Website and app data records
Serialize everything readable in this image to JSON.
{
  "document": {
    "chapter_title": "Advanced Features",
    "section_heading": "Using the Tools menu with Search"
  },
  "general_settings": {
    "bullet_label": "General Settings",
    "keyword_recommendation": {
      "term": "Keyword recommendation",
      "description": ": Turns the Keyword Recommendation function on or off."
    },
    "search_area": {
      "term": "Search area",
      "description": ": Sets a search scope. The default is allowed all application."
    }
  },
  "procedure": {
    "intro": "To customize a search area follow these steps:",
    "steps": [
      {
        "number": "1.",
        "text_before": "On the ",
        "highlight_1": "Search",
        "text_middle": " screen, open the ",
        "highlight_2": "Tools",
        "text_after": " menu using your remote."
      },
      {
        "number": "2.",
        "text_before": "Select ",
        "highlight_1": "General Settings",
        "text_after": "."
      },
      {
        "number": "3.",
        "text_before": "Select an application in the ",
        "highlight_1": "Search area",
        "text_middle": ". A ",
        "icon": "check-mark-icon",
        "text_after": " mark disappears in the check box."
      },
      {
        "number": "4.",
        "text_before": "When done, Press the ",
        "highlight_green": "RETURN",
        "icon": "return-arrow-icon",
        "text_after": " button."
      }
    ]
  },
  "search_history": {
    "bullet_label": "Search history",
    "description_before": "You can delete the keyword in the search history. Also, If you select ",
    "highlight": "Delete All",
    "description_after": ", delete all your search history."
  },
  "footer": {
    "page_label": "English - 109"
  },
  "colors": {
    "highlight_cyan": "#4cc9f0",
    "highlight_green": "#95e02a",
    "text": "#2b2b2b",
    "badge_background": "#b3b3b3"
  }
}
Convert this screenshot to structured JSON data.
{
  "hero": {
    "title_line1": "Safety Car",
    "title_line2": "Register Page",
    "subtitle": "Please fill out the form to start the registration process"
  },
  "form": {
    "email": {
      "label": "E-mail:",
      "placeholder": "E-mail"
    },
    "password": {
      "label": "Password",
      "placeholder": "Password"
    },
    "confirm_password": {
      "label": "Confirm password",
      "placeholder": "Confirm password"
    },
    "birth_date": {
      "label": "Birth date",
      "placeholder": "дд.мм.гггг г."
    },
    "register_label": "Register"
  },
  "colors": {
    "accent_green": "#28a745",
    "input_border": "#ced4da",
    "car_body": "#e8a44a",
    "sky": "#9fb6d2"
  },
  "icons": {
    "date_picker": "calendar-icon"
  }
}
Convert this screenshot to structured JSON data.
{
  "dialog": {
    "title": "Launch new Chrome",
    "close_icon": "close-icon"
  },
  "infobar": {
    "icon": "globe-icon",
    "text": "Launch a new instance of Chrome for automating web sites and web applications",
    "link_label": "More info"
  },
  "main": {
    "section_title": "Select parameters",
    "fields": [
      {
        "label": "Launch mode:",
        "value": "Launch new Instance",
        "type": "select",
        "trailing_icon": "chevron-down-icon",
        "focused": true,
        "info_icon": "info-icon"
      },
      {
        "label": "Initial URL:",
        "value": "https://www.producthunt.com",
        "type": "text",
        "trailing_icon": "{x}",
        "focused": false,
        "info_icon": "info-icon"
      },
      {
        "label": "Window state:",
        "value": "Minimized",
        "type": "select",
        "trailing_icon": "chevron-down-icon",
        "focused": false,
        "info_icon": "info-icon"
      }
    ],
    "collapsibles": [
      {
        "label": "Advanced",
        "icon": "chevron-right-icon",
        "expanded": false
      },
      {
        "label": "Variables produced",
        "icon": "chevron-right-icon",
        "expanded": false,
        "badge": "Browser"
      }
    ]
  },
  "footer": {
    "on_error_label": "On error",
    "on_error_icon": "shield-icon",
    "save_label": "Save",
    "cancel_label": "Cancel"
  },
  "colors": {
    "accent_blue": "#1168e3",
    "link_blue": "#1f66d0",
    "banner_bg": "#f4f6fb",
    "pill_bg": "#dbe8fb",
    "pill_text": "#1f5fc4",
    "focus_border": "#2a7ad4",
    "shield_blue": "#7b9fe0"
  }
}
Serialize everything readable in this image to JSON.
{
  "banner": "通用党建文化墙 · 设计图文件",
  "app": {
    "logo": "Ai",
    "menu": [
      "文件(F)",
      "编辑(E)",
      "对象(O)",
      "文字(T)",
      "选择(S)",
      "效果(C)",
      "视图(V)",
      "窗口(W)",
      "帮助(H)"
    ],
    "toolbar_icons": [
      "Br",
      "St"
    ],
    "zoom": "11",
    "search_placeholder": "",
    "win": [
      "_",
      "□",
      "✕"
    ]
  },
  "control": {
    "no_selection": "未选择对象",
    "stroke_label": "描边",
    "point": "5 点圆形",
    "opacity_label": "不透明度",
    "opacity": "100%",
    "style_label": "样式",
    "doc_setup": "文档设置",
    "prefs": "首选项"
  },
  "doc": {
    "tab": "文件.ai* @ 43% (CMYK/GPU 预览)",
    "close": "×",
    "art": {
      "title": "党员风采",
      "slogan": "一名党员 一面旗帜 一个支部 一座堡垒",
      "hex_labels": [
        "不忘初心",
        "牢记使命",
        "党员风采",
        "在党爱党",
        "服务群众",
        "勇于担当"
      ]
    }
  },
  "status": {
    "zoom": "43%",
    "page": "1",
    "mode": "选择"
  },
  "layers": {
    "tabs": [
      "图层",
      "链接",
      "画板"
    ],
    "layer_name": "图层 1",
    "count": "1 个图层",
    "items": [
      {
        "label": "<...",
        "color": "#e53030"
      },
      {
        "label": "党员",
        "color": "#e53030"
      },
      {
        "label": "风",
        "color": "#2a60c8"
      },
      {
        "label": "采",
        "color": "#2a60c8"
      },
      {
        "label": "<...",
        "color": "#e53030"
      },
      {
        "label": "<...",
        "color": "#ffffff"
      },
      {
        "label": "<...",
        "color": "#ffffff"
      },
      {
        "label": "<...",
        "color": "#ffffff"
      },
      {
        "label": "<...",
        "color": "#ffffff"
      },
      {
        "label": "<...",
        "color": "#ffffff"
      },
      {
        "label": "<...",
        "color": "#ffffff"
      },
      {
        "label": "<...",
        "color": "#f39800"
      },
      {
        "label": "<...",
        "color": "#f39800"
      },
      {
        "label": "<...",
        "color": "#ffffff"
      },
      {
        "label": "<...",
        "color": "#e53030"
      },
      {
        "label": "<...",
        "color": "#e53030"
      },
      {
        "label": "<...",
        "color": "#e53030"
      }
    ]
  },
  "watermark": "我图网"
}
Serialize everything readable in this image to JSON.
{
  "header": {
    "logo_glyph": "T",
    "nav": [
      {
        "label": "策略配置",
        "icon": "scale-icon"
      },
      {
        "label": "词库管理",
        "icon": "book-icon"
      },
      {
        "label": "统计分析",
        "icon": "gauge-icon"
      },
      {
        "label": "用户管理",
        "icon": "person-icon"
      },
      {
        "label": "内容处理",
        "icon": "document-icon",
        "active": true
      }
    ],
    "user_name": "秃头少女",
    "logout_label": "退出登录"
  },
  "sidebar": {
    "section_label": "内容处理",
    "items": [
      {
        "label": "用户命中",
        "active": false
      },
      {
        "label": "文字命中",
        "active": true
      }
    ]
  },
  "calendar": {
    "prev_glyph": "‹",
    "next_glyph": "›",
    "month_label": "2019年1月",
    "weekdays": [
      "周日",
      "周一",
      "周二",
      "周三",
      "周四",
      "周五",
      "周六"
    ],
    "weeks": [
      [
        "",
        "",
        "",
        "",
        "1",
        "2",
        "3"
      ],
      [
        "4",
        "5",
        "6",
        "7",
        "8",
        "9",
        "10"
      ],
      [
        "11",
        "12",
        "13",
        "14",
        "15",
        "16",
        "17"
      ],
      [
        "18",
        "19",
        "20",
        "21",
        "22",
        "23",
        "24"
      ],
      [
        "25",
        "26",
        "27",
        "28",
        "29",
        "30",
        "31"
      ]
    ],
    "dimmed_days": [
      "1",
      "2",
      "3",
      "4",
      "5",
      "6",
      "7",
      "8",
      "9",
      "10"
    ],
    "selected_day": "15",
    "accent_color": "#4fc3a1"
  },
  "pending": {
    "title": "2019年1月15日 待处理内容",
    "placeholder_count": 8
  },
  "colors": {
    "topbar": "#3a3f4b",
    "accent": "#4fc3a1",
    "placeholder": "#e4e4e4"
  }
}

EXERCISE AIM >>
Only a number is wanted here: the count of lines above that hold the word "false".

RESULT FOR THIS TASK >>
5